Directed by: Quinn Shephard
Premise: A woman (Zoey Deutch) poses as a survivor of a terrorist attack. She achieves fame and fortune and later befriends a young mass shooting survivor (Mia Isaac).
What Works: Not Okay is one of the best uses of actress Zoey Deutch. She has a talent for playing vapid and self-absorbed people as well as an ability to make unlikable characters watchable. Deutch’s character begins the movie as a woman whose life is going nowhere. She is very online and her deceit initially comes from a relatable place; she just wants to be seen and creates an online profile that is more exciting than her daily life. But when the audience misconstrues her content to believe she was at the site of a terrorist bombing, Deutch’s character runs with it and that defines her character. Also impressive is Mia Isaac as an activist and the survivor of a mass shooting. Isaac is credible in the role; we can see the trauma and grief underneath her performance and the film dramatizes post-traumatic stress quite well. The heart of Not Okay is the friendship that blooms between Deutch and Isaac’s characters. The film has a lot of ideas but most vivid is its focus on genuine human connection over digital validation. The very end of Not Okay is noteworthy for the way it subverts conventions. White lie storylines usually end in the same way with the liar coming clean and being forgiven. Not Okay subverts that cliché. In doing so, the filmmakers question the implicit ethos of the white lie narrative and whose stories we are really important.
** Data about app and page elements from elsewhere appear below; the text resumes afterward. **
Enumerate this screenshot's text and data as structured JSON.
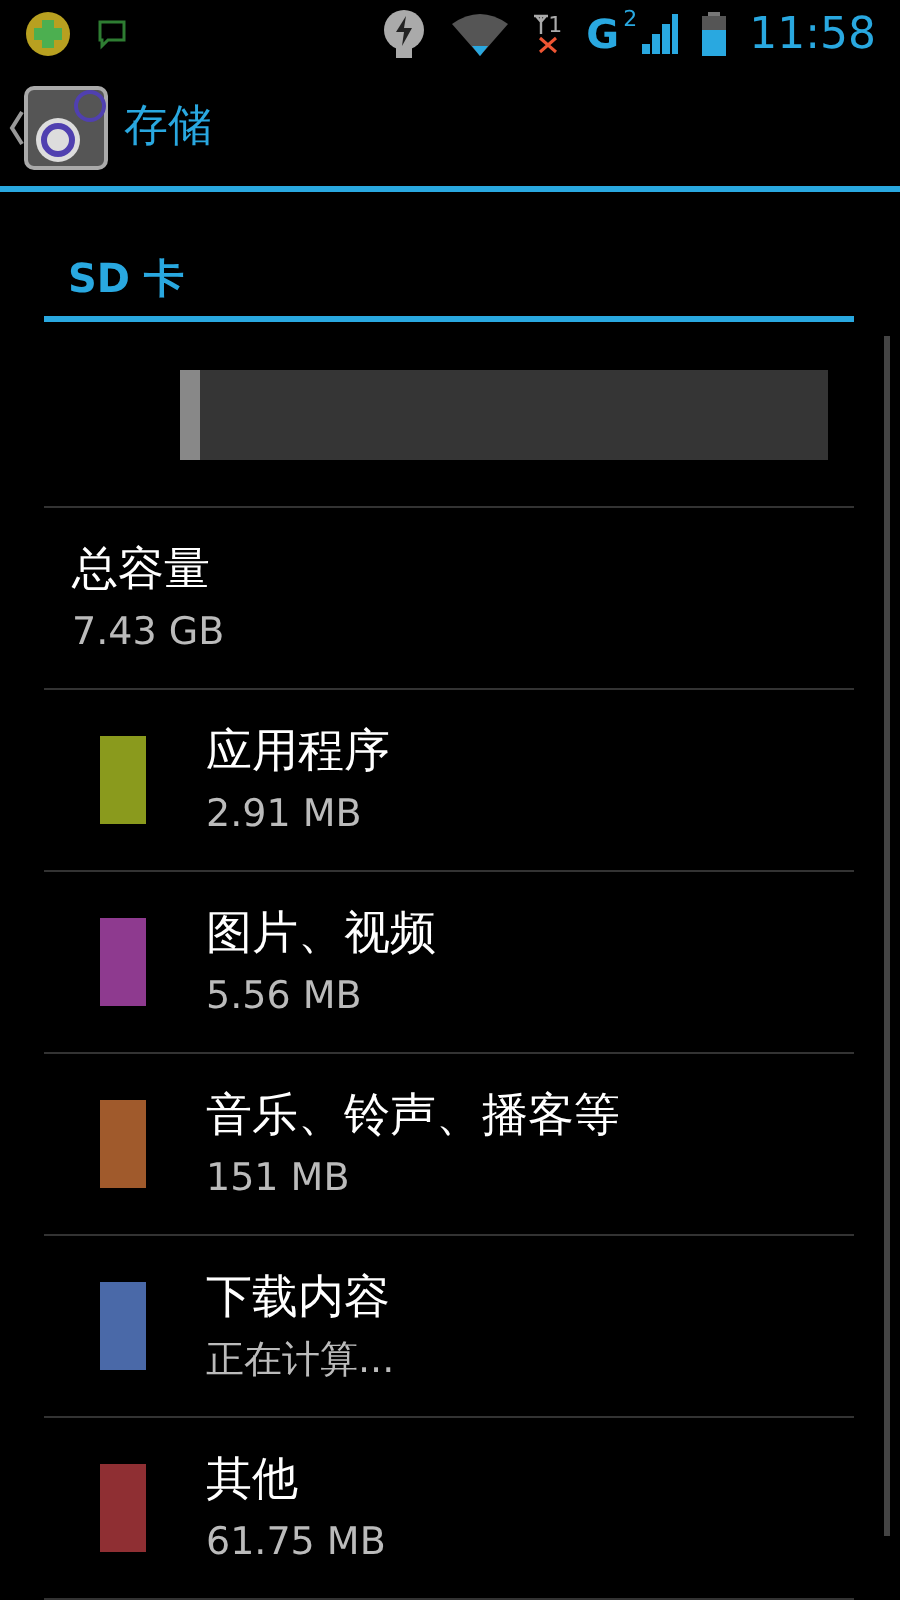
{
  "status_bar": {
    "time": "11:58",
    "sim1": "1",
    "sim2": "2",
    "network": "G"
  },
  "action_bar": {
    "title": "存储"
  },
  "section": {
    "title": "SD 卡"
  },
  "usage": {
    "level": 0.03
  },
  "total": {
    "label": "总容量",
    "value": "7.43 GB"
  },
  "categories": [
    {
      "name": "应用程序",
      "size": "2.91 MB",
      "color": "#8a9a1d"
    },
    {
      "name": "图片、视频",
      "size": "5.56 MB",
      "color": "#8e3a8f"
    },
    {
      "name": "音乐、铃声、播客等",
      "size": "151 MB",
      "color": "#a05a2c"
    },
    {
      "name": "下载内容",
      "size": "正在计算...",
      "color": "#4a69a8"
    },
    {
      "name": "其他",
      "size": "61.75 MB",
      "color": "#8f2f33"
    }
  ]
}
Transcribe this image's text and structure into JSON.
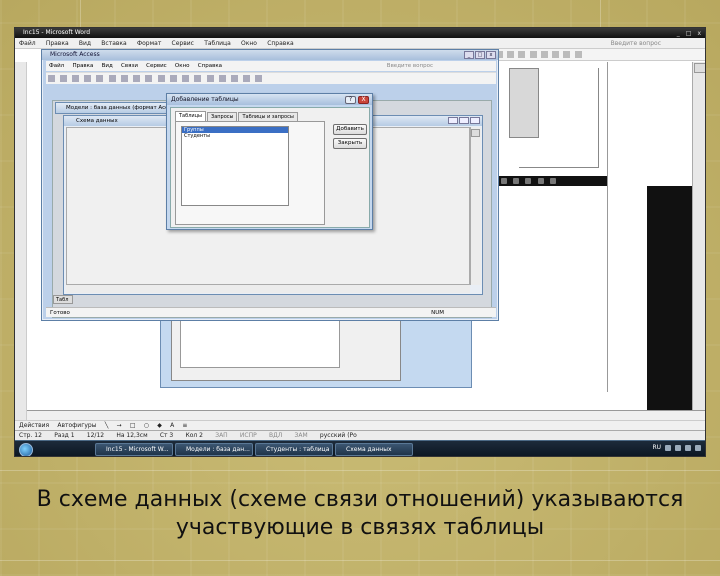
{
  "word": {
    "title": "Inc15 - Microsoft Word",
    "menu": [
      "Файл",
      "Правка",
      "Вид",
      "Вставка",
      "Формат",
      "Сервис",
      "Таблица",
      "Окно",
      "Справка"
    ],
    "search_hint": "Введите вопрос",
    "draw_toolbar": [
      "Действия",
      "Автофигуры"
    ],
    "status": {
      "page": "Стр. 12",
      "section": "Разд 1",
      "pages": "12/12",
      "position": "На 12,3см",
      "line": "Ст 3",
      "column": "Кол 2",
      "flags": [
        "ЗАП",
        "ИСПР",
        "ВДЛ",
        "ЗАМ"
      ],
      "language": "русский (Ро"
    }
  },
  "access": {
    "title": "Microsoft Access",
    "menu": [
      "Файл",
      "Правка",
      "Вид",
      "Связи",
      "Сервис",
      "Окно",
      "Справка"
    ],
    "search_hint": "Введите вопрос",
    "db_window_title": "Модели : база данных (формат Access)",
    "schema_window_title": "Схема данных",
    "tab_label": "Табл",
    "status_left": "Готово",
    "status_right": "NUM"
  },
  "add_table_dialog": {
    "title": "Добавление таблицы",
    "help": "?",
    "close": "X",
    "tabs": [
      "Таблицы",
      "Запросы",
      "Таблицы и запросы"
    ],
    "active_tab": "Таблицы",
    "tables": [
      {
        "name": "Группы",
        "selected": true
      },
      {
        "name": "Студенты",
        "selected": false
      }
    ],
    "add_button": "Добавить",
    "close_button": "Закрыть"
  },
  "taskbar": {
    "buttons": [
      "Inc15 - Microsoft W...",
      "Модели : база дан...",
      "Студенты : таблица",
      "Схема данных"
    ],
    "clock": "RU"
  },
  "caption": {
    "line1": "В схеме данных (схеме связи отношений) указываются",
    "line2": "участвующие в связях таблицы"
  }
}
What Doesn’t: Not Okay reiterates the white lie storyline that we’ve seen many times before with little innovation or deviation. The film shifts inelegantly between different tones. Not Okay begins as a full-fledged satire in the spirit of Election and To Die For and it occasionally shifts back into that mode but with increasing dissonance. Instead, the movie becomes much more of a straightforward drama as it focuses on the activism of Isaac’s character and the very real implications of gun violence. Not Okay’s tonal incoherence undermines whatever the filmmakers are trying to say about online fame or contemporary activism. The picture does not offer much insight and the edge is worn off of its satire.
DVD extras: On Hulu.
Bottom Line: Not Okay is a frustrating movie because there are many elements in it that are very good, namely the performances by Zoey Deutch and Mia Isaac. But these parts never come together to form a coherent whole. Similar stories of media fame were done better in Ingrid Goes West and World’s Greatest Dad.
Episode: #912 (August 7, 2022)